**Exercise objective:**
In the records below, count every line where the string "screenshot" appears, and reply with the count only.

[Items listed in a dataset]
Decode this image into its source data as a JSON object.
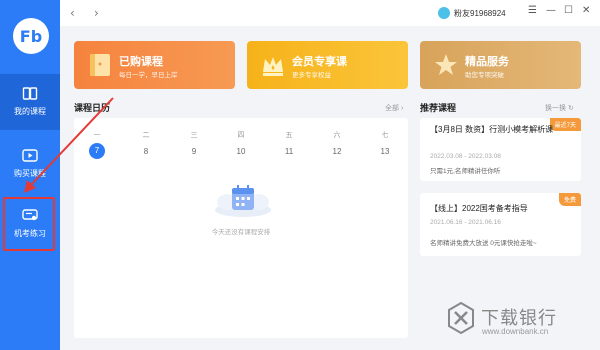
{
  "app": {
    "logo_text": "Fb"
  },
  "sidebar": {
    "items": [
      {
        "label": "我的课程",
        "active": true
      },
      {
        "label": "购买课程",
        "active": false
      },
      {
        "label": "机考练习",
        "active": false
      }
    ]
  },
  "topbar": {
    "back": "‹",
    "forward": "›",
    "username": "粉友91968924",
    "window_controls": {
      "menu": "☰",
      "minimize": "—",
      "maximize": "☐",
      "close": "✕"
    }
  },
  "banners": [
    {
      "title": "已购课程",
      "subtitle": "每日一学，早日上岸",
      "icon": "book-icon"
    },
    {
      "title": "会员专享课",
      "subtitle": "更多专享权益",
      "icon": "crown-icon"
    },
    {
      "title": "精品服务",
      "subtitle": "助您专项突破",
      "icon": "star-icon"
    }
  ],
  "calendar": {
    "title": "课程日历",
    "see_all": "全部 ›",
    "weekdays": [
      "一",
      "二",
      "三",
      "四",
      "五",
      "六",
      "七"
    ],
    "dates": [
      "7",
      "8",
      "9",
      "10",
      "11",
      "12",
      "13"
    ],
    "today_index": 0,
    "empty_text": "今天还没有课程安排"
  },
  "recommend": {
    "title": "推荐课程",
    "refresh": "换一换 ↻",
    "items": [
      {
        "tag": "最近7天",
        "title": "【3月8日 数资】行测小模考解析课",
        "date": "2022.03.08 - 2022.03.08",
        "desc": "只需1元,名师精讲任你听"
      },
      {
        "tag": "免费",
        "title": "【线上】2022国考备考指导",
        "date": "2021.06.16 - 2021.06.16",
        "desc": "名师精讲免费大放送 0元课快抢走啦~"
      }
    ]
  },
  "watermark": {
    "text": "下载银行",
    "url": "www.downbank.cn"
  },
  "colors": {
    "primary": "#2b7cf6",
    "annotation": "#e53935"
  }
}
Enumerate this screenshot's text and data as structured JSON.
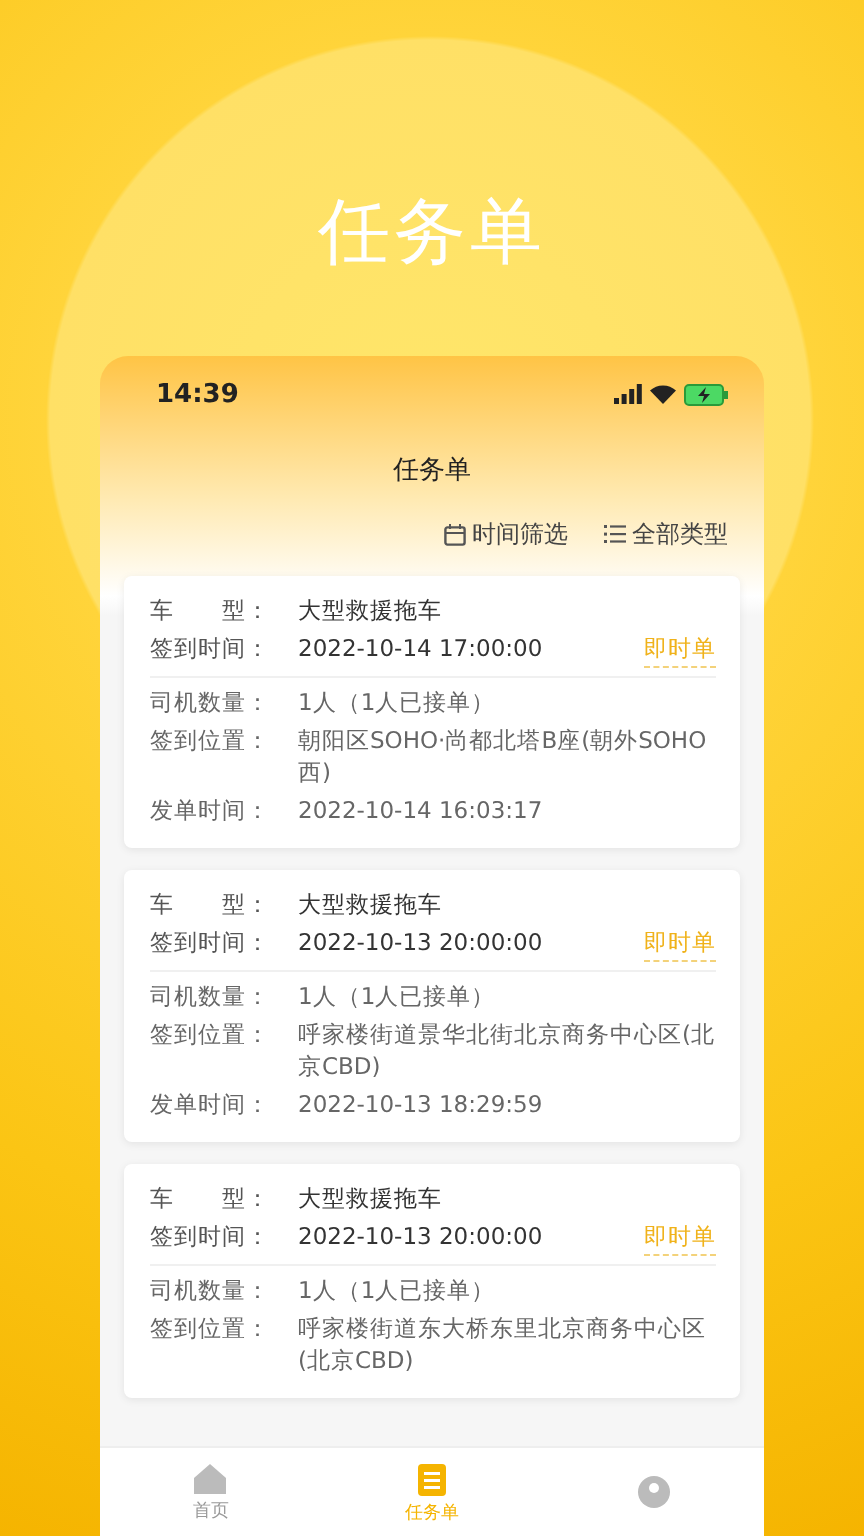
{
  "headline": "任务单",
  "status_bar": {
    "time": "14:39"
  },
  "header": {
    "title": "任务单",
    "filters": [
      "时间筛选",
      "全部类型"
    ]
  },
  "orders": [
    {
      "tag": "即时单",
      "summary": [
        {
          "label": "车　　型：",
          "value": "大型救援拖车"
        },
        {
          "label": "签到时间：",
          "value": "2022-10-14 17:00:00"
        }
      ],
      "details": [
        {
          "label": "司机数量：",
          "value": "1人（1人已接单）"
        },
        {
          "label": "签到位置：",
          "value": "朝阳区SOHO·尚都北塔B座(朝外SOHO西)"
        },
        {
          "label": "发单时间：",
          "value": "2022-10-14 16:03:17"
        }
      ]
    },
    {
      "tag": "即时单",
      "summary": [
        {
          "label": "车　　型：",
          "value": "大型救援拖车"
        },
        {
          "label": "签到时间：",
          "value": "2022-10-13 20:00:00"
        }
      ],
      "details": [
        {
          "label": "司机数量：",
          "value": "1人（1人已接单）"
        },
        {
          "label": "签到位置：",
          "value": "呼家楼街道景华北街北京商务中心区(北京CBD)"
        },
        {
          "label": "发单时间：",
          "value": "2022-10-13 18:29:59"
        }
      ]
    },
    {
      "tag": "即时单",
      "summary": [
        {
          "label": "车　　型：",
          "value": "大型救援拖车"
        },
        {
          "label": "签到时间：",
          "value": "2022-10-13 20:00:00"
        }
      ],
      "details": [
        {
          "label": "司机数量：",
          "value": "1人（1人已接单）"
        },
        {
          "label": "签到位置：",
          "value": "呼家楼街道东大桥东里北京商务中心区(北京CBD)"
        }
      ]
    }
  ],
  "tab_bar": [
    {
      "label": "首页",
      "selected": false
    },
    {
      "label": "任务单",
      "selected": true
    },
    {
      "selected": false
    }
  ]
}
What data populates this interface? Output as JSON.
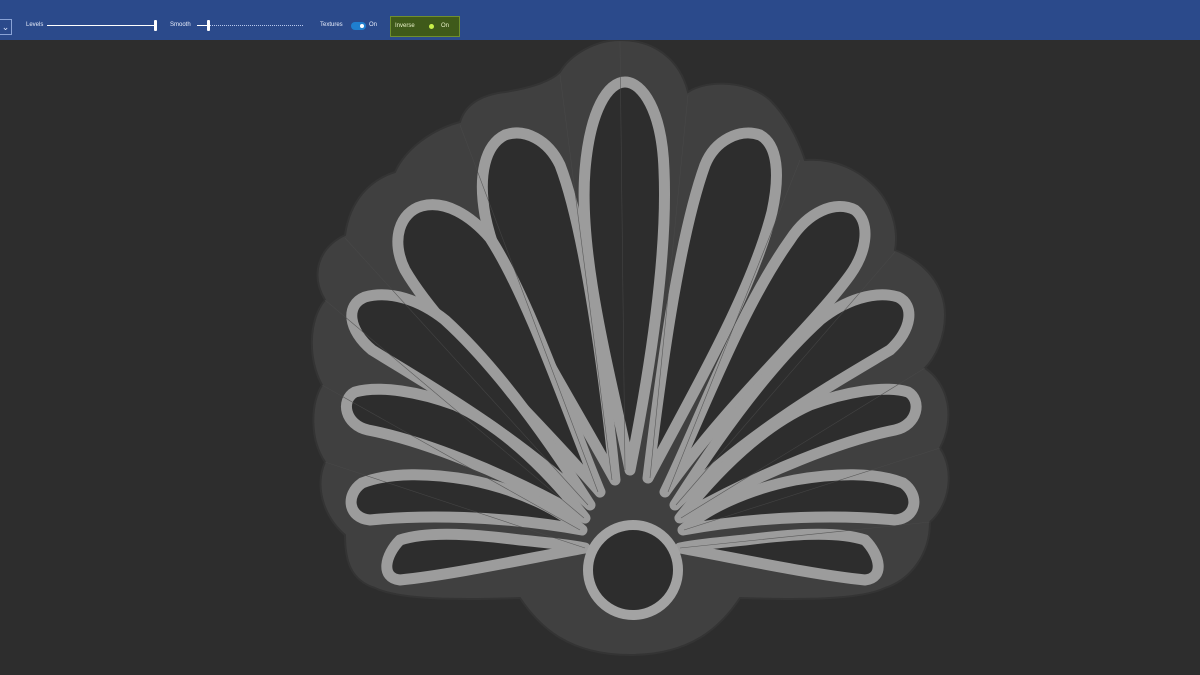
{
  "toolbar": {
    "dropdown_icon": "chevron-down-icon",
    "levels": {
      "label": "Levels",
      "value": 1.0
    },
    "smooth": {
      "label": "Smooth",
      "value": 0.1
    },
    "textures": {
      "label": "Textures",
      "state": "On"
    },
    "inverse": {
      "label": "Inverse",
      "state": "On"
    }
  },
  "colors": {
    "toolbar_bg": "#2b4a8b",
    "viewport_bg": "#2d2d2d",
    "toggle_on": "#1f7fcf",
    "inverse_accent": "#c9f04a"
  }
}
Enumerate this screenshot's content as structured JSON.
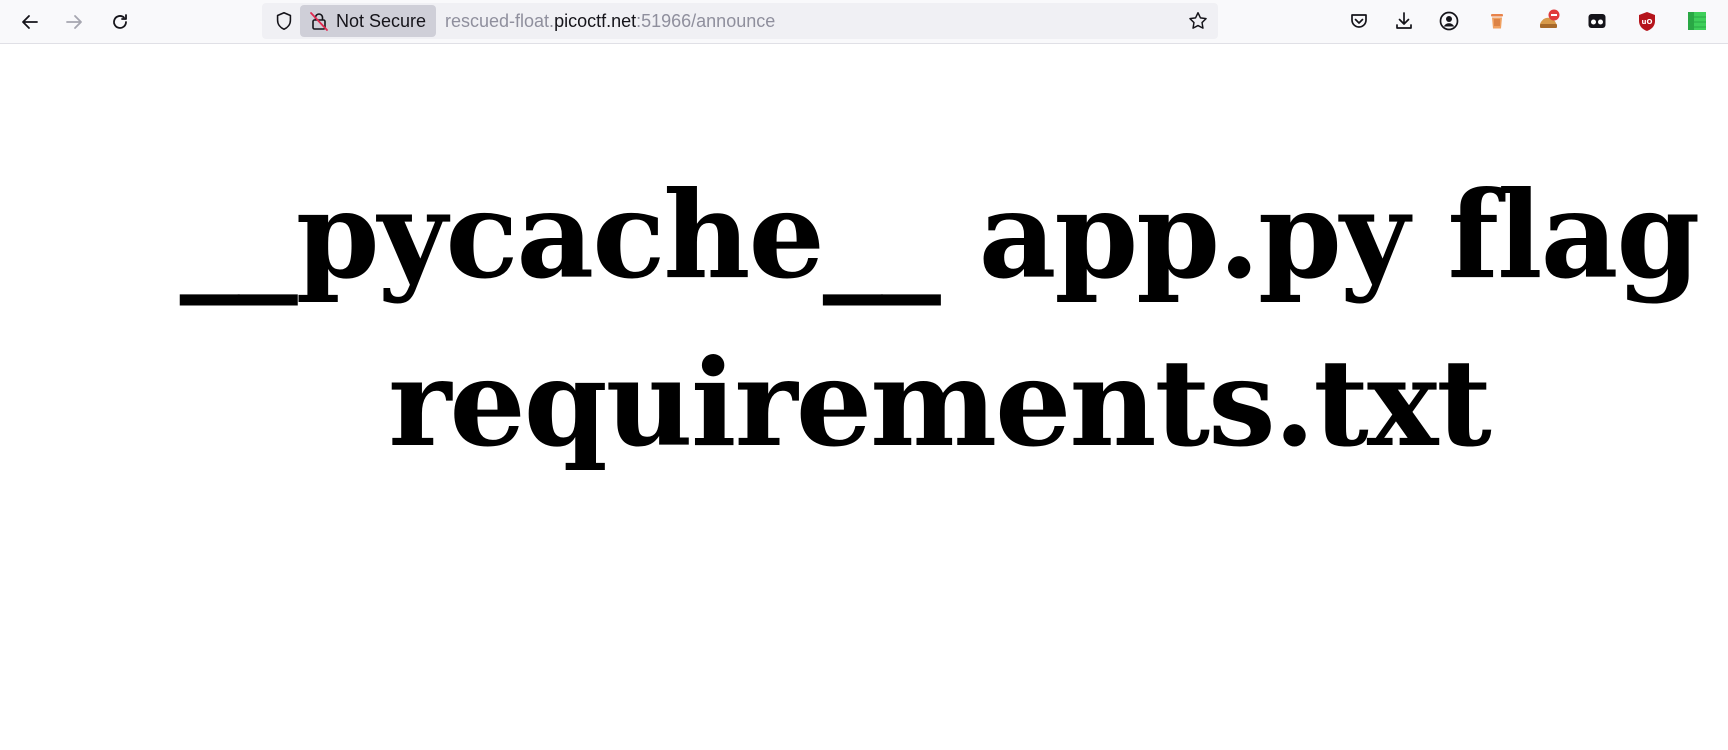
{
  "browser": {
    "nav": {
      "back": "back-icon",
      "forward": "forward-icon",
      "reload": "reload-icon"
    },
    "urlbar": {
      "security_label": "Not Secure",
      "url_prefix": "rescued-float.",
      "url_host": "picoctf.net",
      "url_suffix": ":51966/announce"
    },
    "extensions": [
      "pocket-icon",
      "downloads-icon",
      "account-icon",
      "trash-icon",
      "badge-icon",
      "mask-icon",
      "ublock-icon",
      "green-square-icon"
    ]
  },
  "page": {
    "heading": "__pycache__ app.py flag requirements.txt"
  },
  "colors": {
    "toolbar_bg": "#f9f9fb",
    "urlbar_bg": "#f0f0f4",
    "chip_bg": "#cfcfd8",
    "ublock_red": "#b5141b",
    "green": "#3fcf5a"
  }
}
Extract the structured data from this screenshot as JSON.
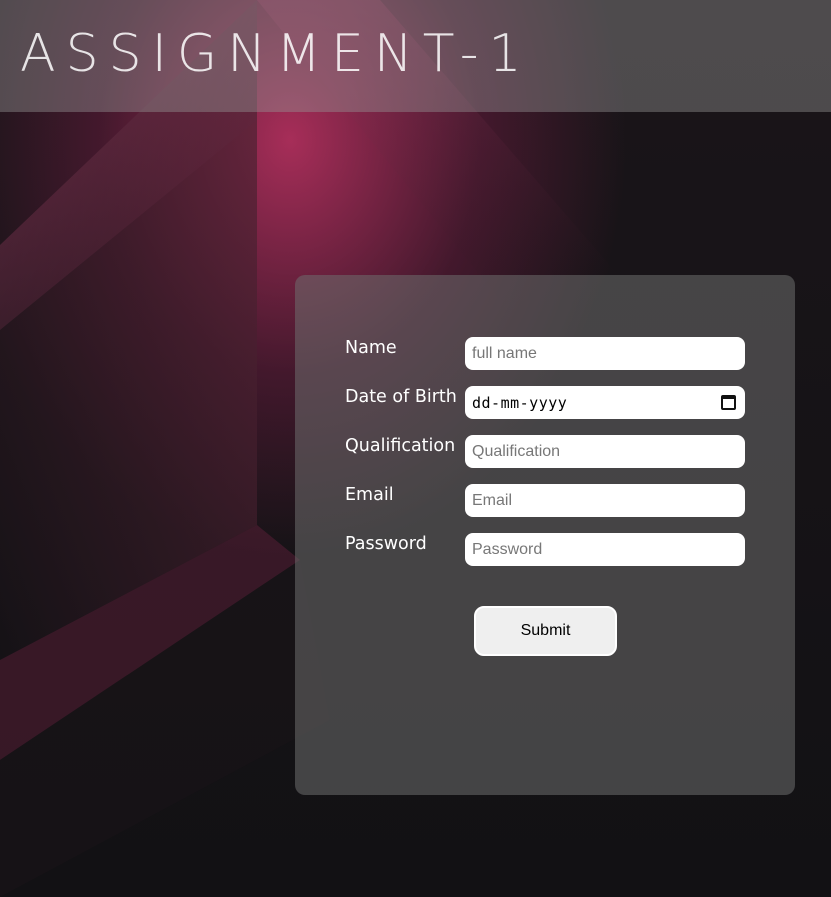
{
  "header": {
    "title": "ASSIGNMENT-1"
  },
  "form": {
    "fields": [
      {
        "label": "Name",
        "placeholder": "full name",
        "type": "text"
      },
      {
        "label": "Date of Birth",
        "display_value": "dd-mm-yyyy",
        "type": "date"
      },
      {
        "label": "Qualification",
        "placeholder": "Qualification",
        "type": "text"
      },
      {
        "label": "Email",
        "placeholder": "Email",
        "type": "email"
      },
      {
        "label": "Password",
        "placeholder": "Password",
        "type": "password"
      }
    ],
    "submit_label": "Submit"
  },
  "colors": {
    "accent_pink": "#d6366e",
    "background": "#131215",
    "card": "#6e6e6e"
  },
  "icons": {
    "date_picker": "calendar-icon"
  }
}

**Reply:**
3